Posted 12 June
Stylish science puzzler Splice coming soon to PS3
Hey PlayStation gamers! Nikko from Cipher Prime here. We’re super excited and honoured to announce that Splice our award-winning, experimental and artistic puzzler is making its way to the PSN for the PS3!
Splice has been showcased in the 2012 PAX 10 Selection and was a Finalist at IndieCade 2012. This year, Splice is part of the PlayStation booth at E3!
Splice was born in a fever dream that designer Dain Saint had on a flight back from a previous IndieCade. The goal of Splice is to rearrange binary branchings of cells to match the target outline of each puzzle (or “strand”) within a limited number of moves (called “splices”). You’re able to reverse time and scrub forward again to step through your simulations. The game consists of more than 70 puzzles, introducing special types of nodes and new mechanics over the course of the gameplay. Keep in mind, the key to success is exploration and experimentation.
Splice has a very ‘sciency’ and biological feel to it. No matter where you are in the game, it seems as though you’re looking through a microscope at microbes and particles suspended in fluid. This was the inspiration for much of the design for the game. We decided to keep the interface simple, minimalistic, and in most cases limited to iconography. When text is used, it’s highly stylized and integrated into the game environment.
These sorts of visuals are very characteristic of the design stylings of our creative director, Will Stallwood. We initially mocked up a ton of ideas for the interface, and then one by one removed elements that weren’t absolutely necessary for the gameplay. If it didn’t add to the theme or support functionality in some fundamental way, it was out.
We use this same process of design by subtraction for most of our games.
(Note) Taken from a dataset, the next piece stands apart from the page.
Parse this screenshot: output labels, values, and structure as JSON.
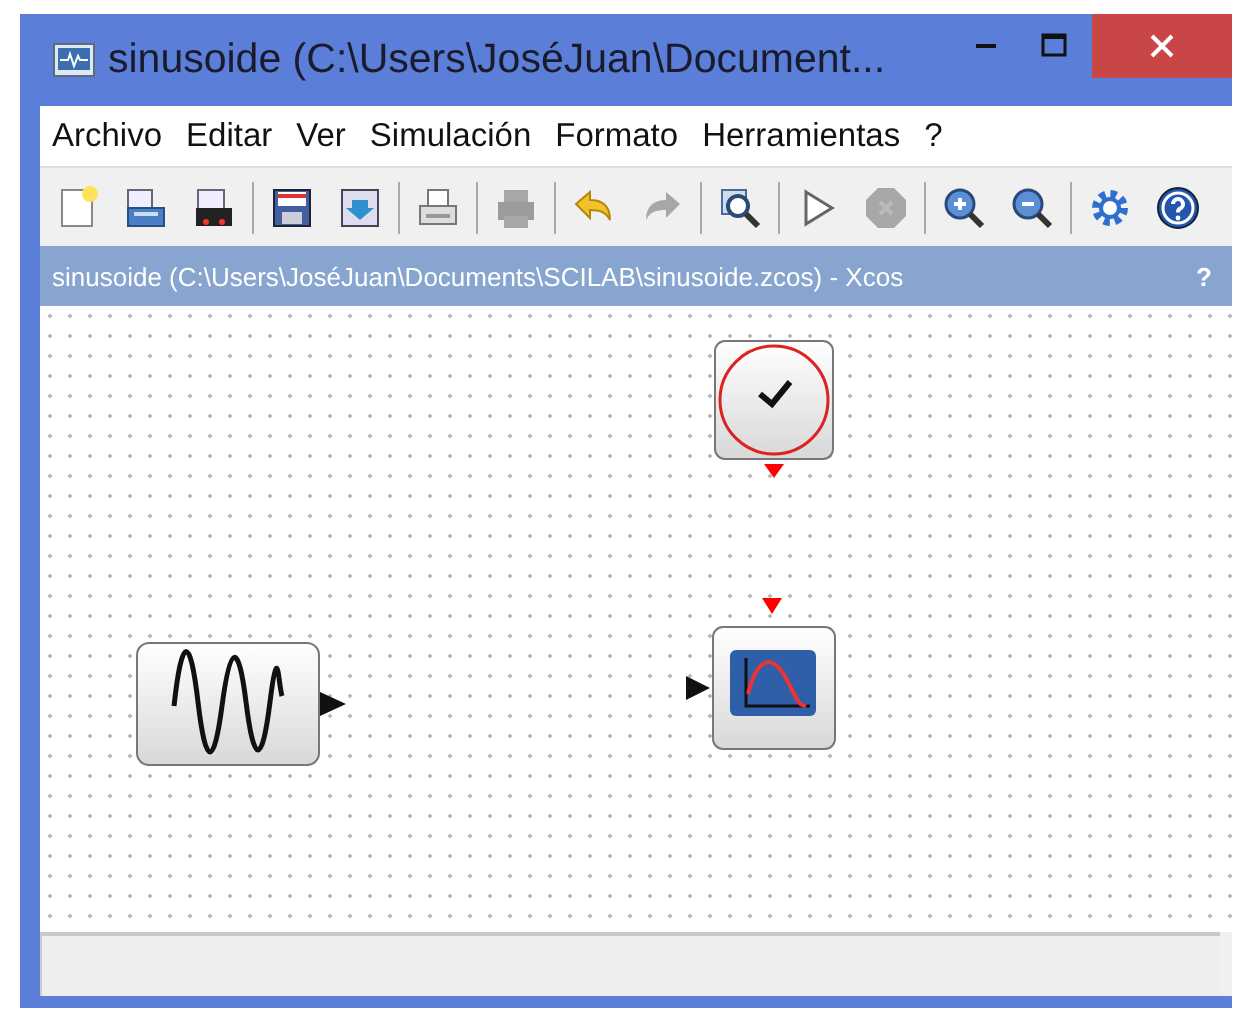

We end up with a more elegant product and a more usable interface; one that doesn’t distract the user from the gaming experience. The HUD interface in Splice, for instance, disappears from the edges of perception. This allows the player to focus on the strand being solved, drawing the player further into the gameplay.
The soundtrack to Splice, composed by Dain Saint, is also a key part of the immersion. For a long time we tested the gameplay without it, and as a result fumbled with the design a bit. As soon as we added in the initial track, there was an immediate tonal shift to the game. The tranquil music becomes a welcome break from the challenge of some of the more difficult puzzles. It also brought harmony and helped serve as another guiding line for the game’s look and feel. There are eleven tracks in total, one for each sequence of strands.
If you like puzzles, and are intrigued by games that deviate from the norm, Splice might be the game for you. We’re aiming for a late summer to early fall release on the PSN. The game is single player and might even feature PlayStation Move support. We hope you’re as excited as we are to see Splice on the PS3.